Skip to main content

T: 020 7353 8415

Supreme Court Requires Reasons for Controversial Planning Decisions

Ned Westaway

The Supreme Court has dismissed the appeal in Dover DC v CPRE Kent [2017] UKSC 79 (judgment here; press summary here) and affirmed the decision of the Court of Appeal quashing permission for major development in the Kent Downs AONB.

In an important judgment that reviews the obligation to give reasons in planning cases, Lord Carnwath (with whom Lady Hale, Lord Wilson, Lady Black and Lord Lloyd Jones agreed) held that:

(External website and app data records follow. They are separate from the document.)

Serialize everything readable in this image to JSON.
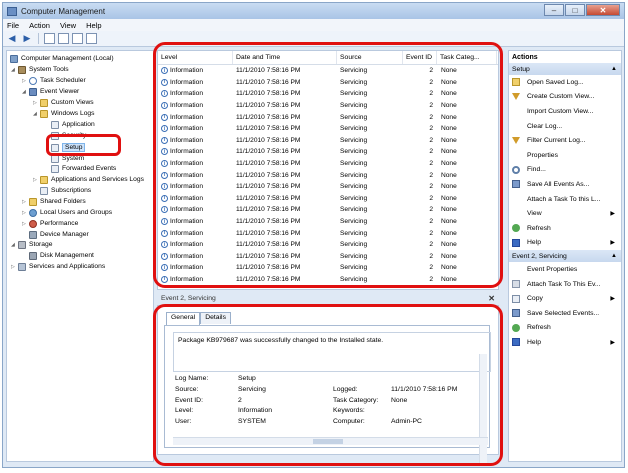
{
  "window": {
    "title": "Computer Management",
    "min": "–",
    "max": "□",
    "close": "✕"
  },
  "menu": [
    "File",
    "Action",
    "View",
    "Help"
  ],
  "tree": {
    "root": "Computer Management (Local)",
    "system_tools": "System Tools",
    "task_scheduler": "Task Scheduler",
    "event_viewer": "Event Viewer",
    "custom_views": "Custom Views",
    "windows_logs": "Windows Logs",
    "application": "Application",
    "security": "Security",
    "setup": "Setup",
    "system": "System",
    "forwarded": "Forwarded Events",
    "apps_services": "Applications and Services Logs",
    "subscriptions": "Subscriptions",
    "shared_folders": "Shared Folders",
    "local_users": "Local Users and Groups",
    "performance": "Performance",
    "device_manager": "Device Manager",
    "storage": "Storage",
    "disk_management": "Disk Management",
    "services_apps": "Services and Applications"
  },
  "list": {
    "columns": [
      "Level",
      "Date and Time",
      "Source",
      "Event ID",
      "Task Categ..."
    ],
    "rows": [
      [
        "Information",
        "11/1/2010 7:58:16 PM",
        "Servicing",
        "2",
        "None"
      ],
      [
        "Information",
        "11/1/2010 7:58:16 PM",
        "Servicing",
        "2",
        "None"
      ],
      [
        "Information",
        "11/1/2010 7:58:16 PM",
        "Servicing",
        "2",
        "None"
      ],
      [
        "Information",
        "11/1/2010 7:58:16 PM",
        "Servicing",
        "2",
        "None"
      ],
      [
        "Information",
        "11/1/2010 7:58:16 PM",
        "Servicing",
        "2",
        "None"
      ],
      [
        "Information",
        "11/1/2010 7:58:16 PM",
        "Servicing",
        "2",
        "None"
      ],
      [
        "Information",
        "11/1/2010 7:58:16 PM",
        "Servicing",
        "2",
        "None"
      ],
      [
        "Information",
        "11/1/2010 7:58:16 PM",
        "Servicing",
        "2",
        "None"
      ],
      [
        "Information",
        "11/1/2010 7:58:16 PM",
        "Servicing",
        "2",
        "None"
      ],
      [
        "Information",
        "11/1/2010 7:58:16 PM",
        "Servicing",
        "2",
        "None"
      ],
      [
        "Information",
        "11/1/2010 7:58:16 PM",
        "Servicing",
        "2",
        "None"
      ],
      [
        "Information",
        "11/1/2010 7:58:16 PM",
        "Servicing",
        "2",
        "None"
      ],
      [
        "Information",
        "11/1/2010 7:58:16 PM",
        "Servicing",
        "2",
        "None"
      ],
      [
        "Information",
        "11/1/2010 7:58:16 PM",
        "Servicing",
        "2",
        "None"
      ],
      [
        "Information",
        "11/1/2010 7:58:16 PM",
        "Servicing",
        "2",
        "None"
      ],
      [
        "Information",
        "11/1/2010 7:58:16 PM",
        "Servicing",
        "2",
        "None"
      ],
      [
        "Information",
        "11/1/2010 7:58:16 PM",
        "Servicing",
        "2",
        "None"
      ],
      [
        "Information",
        "11/1/2010 7:58:16 PM",
        "Servicing",
        "2",
        "None"
      ],
      [
        "Information",
        "11/1/2010 7:58:16 PM",
        "Servicing",
        "2",
        "None"
      ]
    ]
  },
  "detail": {
    "header": "Event 2, Servicing",
    "close": "✕",
    "tabs": [
      "General",
      "Details"
    ],
    "message": "Package KB979687 was successfully changed to the Installed state.",
    "log_name_label": "Log Name:",
    "log_name": "Setup",
    "source_label": "Source:",
    "source": "Servicing",
    "logged_label": "Logged:",
    "logged": "11/1/2010 7:58:16 PM",
    "event_id_label": "Event ID:",
    "event_id": "2",
    "task_cat_label": "Task Category:",
    "task_cat": "None",
    "level_label": "Level:",
    "level": "Information",
    "keywords_label": "Keywords:",
    "keywords": "",
    "user_label": "User:",
    "user": "SYSTEM",
    "computer_label": "Computer:",
    "computer": "Admin-PC"
  },
  "actions": {
    "title": "Actions",
    "group1": "Setup",
    "group1_items": [
      "Open Saved Log...",
      "Create Custom View...",
      "Import Custom View...",
      "Clear Log...",
      "Filter Current Log...",
      "Properties",
      "Find...",
      "Save All Events As...",
      "Attach a Task To this L...",
      "View",
      "Refresh",
      "Help"
    ],
    "group1_icons": [
      "open-icon",
      "filter-icon",
      "blank",
      "blank",
      "filter-icon",
      "properties-icon",
      "find-icon",
      "save-icon",
      "blank",
      "blank",
      "refresh-icon",
      "help-icon"
    ],
    "group2": "Event 2, Servicing",
    "group2_items": [
      "Event Properties",
      "Attach Task To This Ev...",
      "Copy",
      "Save Selected Events...",
      "Refresh",
      "Help"
    ],
    "group2_icons": [
      "properties-icon",
      "attach-icon",
      "copy-icon",
      "save-icon",
      "refresh-icon",
      "help-icon"
    ]
  },
  "colors": {
    "highlight": "#e01010",
    "selection": "#cde3fb",
    "pane_border": "#b9c9de"
  }
}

  • The standard of reasons summarised by Lord Brown in South Buckinghamshire DC v Porter (No.2) [2004] 1 WLR 1953 applies generally, and is relevant for environmental impact assessment (EIA) development
  • If a party can establish a material defect in reasoning, the appropriate remedy will generally be to quash the planning permission
  • For EIA development in particular “the provision of reasons is an intrinsic part of the procedure, essential to ensure effective public participation”, so it is insufficient to provide a statement of reasons after the grant of planning permission; in that regard the Supreme Court declined to follow the reasoning in R (Richardson) v North Yorkshire County Council [2004] 1 WLR 1920
  • At common law, fairness may require the provision of reasons for the grant of planning permission, despite the lack of an express statutory duty
  • A separate statement of reasons will therefore likely be required for the grant of planning permission against officers’ recommendation for controversial development in conflict with local and national policies; Oakley v South Cambridgeshire DC [2017] EWCA Civ 71 was correctly decided

In the present case, Lord Carnwath noted that members of Dover District Council’s planning committee had “an unenviable task” (para.61) and that “[i]t is difficult to see how the members could have expected to reach a properly considered decision on the material then before them” (para.63).  This was particularly true of “the contentious issue of viability”.  He considered that with hindsight, nothing would have been lost if members had deferred their decision in order properly to address the issues in hand.

The reasons recorded in the minutes were legally inadequate both to meet the requirements of the EIA Regulations and at common law.  So, for example, Lord Carnwath said that “[i]t was not enough to rely on the possibility of the scheme being jeopardised, simply on the say-so of the applicants’ advisers without any reference to the expert view to the contrary” (para.66). 

The case is of considerable significance on the nature, scope and standard of reasons required for planning decisions.  To some extent, the judgment supports a unified approach.  As it notes, “the common law, and European law and practice, march together” (para.55).  For EIA development and especially controversial projects the position is clearer.  However, exactly when a separate statement of reasons will be required in other cases and the content of such a statement is not answered.

Ned Westaway (instructed by Richard Buxton Environmental and Public Law) appeared as junior counsel for the Respondent, CPRE Kent.

Press coverage: The Planner, BBC, Kent Online, Local Government Lawyer.

Related article by Ned Westaway and Charlie Merrett (Pupil Barrister)